Are there any authors or books, namely in the historical fiction area, that have been of influence to you as an author? For instance, Cold Mountain and The Invention of Wings seem to come to mind…

Charles Frazier’s Cold Mountain certainly has been an influence. The stories of ordinary men and women during the Civil War are deeply engaging to me. His novel Thirteen Moons hit me with one concept—that of Mississippi as the Frontier, the river being a formidable obstacle to expansion that far south, confirming my information about the town of Greensboro and the frontier aspects of its development and inhabitants. Also, on the list of influences, I would like to add the novel Wash by Margaret Wrinkle, for her courage in avoiding stereotypes and for depicting the very human interweaving of relationships during that "peculiar institution" of slavery.

(Exterior of Yale University)

How did you find your current literary agent and then go on to become a published author?

What can I say about the grueling query process that is not an echo? It is indeed grueling. No one prepared me for the hours and hours of researching literary agents, refining and personalizing queries, keeping track and checking off rejections—or silence. I knew the average of rejections for published authors to be in the neighborhood of 100, but I was not forewarned of the intense work it would take to collect those rejections. My husband created the image of a scoreboard and every new rejection a point toward the winning goal. I had been to New York City to a Writers Digest Conference specifically for the opportunity to pitch my manuscript. Result: several request for significant sections, but no offers.
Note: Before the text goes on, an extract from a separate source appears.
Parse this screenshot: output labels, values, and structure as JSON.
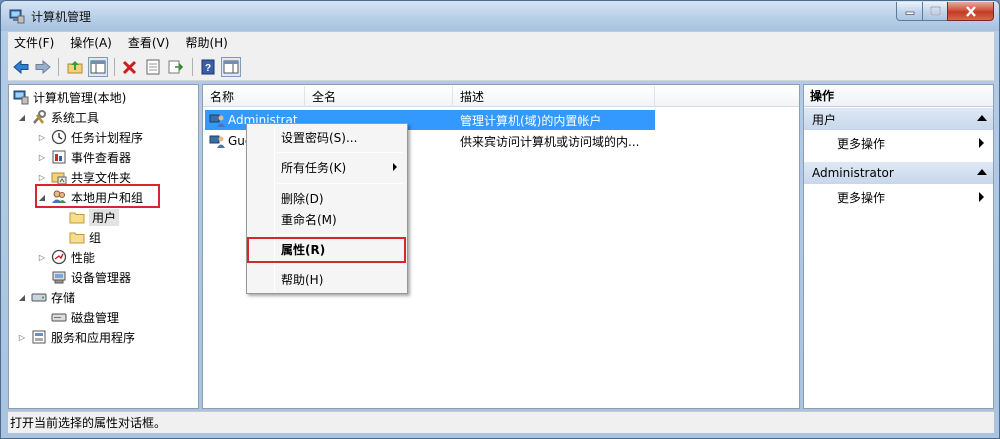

I was attending the Yale Writers Conference with no thought of literary agents when Jotham Burrello, the director, announced he had invited a panel of literary agents and that they had agreed to hear pitches for finished manuscripts. You were one of them. When I did then research, I thought you were definitely beyond my reach, but I thought it’s practice and one more rejection point on my scoreboard. It was such a surprise when you requested my full manuscript, even more of a surprise when you had it read in a matter of days, and joyfully more when you had it sold in eight weeks.

“...I could not have hoped for a more pleasant process... I can’t imagine being in better hands as a debut author.”

What was it like going through the publishing process as an author making her debut?

First I have to say that I could not have hoped for a more pleasant process. I sometimes hear other debut authors describing troublesome issues. Thanks to your negotiations on my behalf, your continued voice in support, John Scognamiglio, my editor and imprint at Kensington, their two outstanding publicists working with me for launch and tour, I can’t imagine being in better hands as a debut author. This industry can be confusing and difficult, so feeling myself consistently supported and guided by experienced, competent, and trustworthy hands is invaluable. I’m deeply grateful.

(Shakespeare & Co. owner Katherine Willoughby. with Diane C. McPhail)

Do you have any advice for writers trying to become published authors?

Don’t give up! Perseverance wins.

What can we expect next in a book from you, a new standalone historical novel or a sequel?

There is a minor, but significant, character from a subplot in the current novel who keeps nudging at my elbow. I have begun writing her story beyond the war through Reconstruction. Her primary struggle is one of racial identity. I’m not sure whether to call that a sequel since the protagonist of this novel is only a minor character in the new book. Sometimes thing are difficult to classify—as it should be.